> _What is being asked_: Comb the records below for the string "BKPT" and copy each line where it turns up.

——————————

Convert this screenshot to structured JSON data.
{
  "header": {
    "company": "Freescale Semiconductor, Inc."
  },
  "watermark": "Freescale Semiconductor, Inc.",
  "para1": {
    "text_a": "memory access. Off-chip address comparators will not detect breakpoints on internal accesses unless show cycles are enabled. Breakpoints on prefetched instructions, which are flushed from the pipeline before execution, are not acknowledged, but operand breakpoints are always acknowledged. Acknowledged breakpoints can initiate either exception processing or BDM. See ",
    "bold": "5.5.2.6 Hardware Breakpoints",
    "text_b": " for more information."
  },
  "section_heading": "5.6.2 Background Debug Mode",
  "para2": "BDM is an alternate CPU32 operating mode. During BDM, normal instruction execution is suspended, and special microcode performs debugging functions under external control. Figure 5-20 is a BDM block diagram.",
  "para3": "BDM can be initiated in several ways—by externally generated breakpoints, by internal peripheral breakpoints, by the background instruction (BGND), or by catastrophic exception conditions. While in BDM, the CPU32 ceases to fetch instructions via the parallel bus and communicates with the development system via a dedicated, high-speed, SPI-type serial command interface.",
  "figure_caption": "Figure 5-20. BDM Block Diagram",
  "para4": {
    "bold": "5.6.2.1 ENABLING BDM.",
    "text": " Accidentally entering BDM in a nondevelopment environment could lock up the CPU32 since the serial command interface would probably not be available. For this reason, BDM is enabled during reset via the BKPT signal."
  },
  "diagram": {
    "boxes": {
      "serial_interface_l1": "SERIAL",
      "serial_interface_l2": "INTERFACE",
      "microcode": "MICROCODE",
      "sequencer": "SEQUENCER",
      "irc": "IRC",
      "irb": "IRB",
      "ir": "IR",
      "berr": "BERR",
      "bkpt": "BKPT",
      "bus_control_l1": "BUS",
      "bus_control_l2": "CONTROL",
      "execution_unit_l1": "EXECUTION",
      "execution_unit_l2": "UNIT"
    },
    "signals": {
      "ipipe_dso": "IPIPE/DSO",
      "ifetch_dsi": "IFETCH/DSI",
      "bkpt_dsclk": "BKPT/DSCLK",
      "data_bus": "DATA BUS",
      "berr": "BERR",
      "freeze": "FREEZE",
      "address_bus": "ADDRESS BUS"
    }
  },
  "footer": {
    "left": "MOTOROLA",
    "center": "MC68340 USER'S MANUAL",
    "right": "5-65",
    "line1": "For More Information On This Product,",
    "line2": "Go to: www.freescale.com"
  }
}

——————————

> _Answer_:
    "text": " Accidentally entering BDM in a nondevelopment environment could lock up the CPU32 since the serial command interface would probably not be available. For this reason, BDM is enabled during reset via the BKPT signal."
      "bkpt": "BKPT",
      "bkpt_dsclk": "BKPT/DSCLK",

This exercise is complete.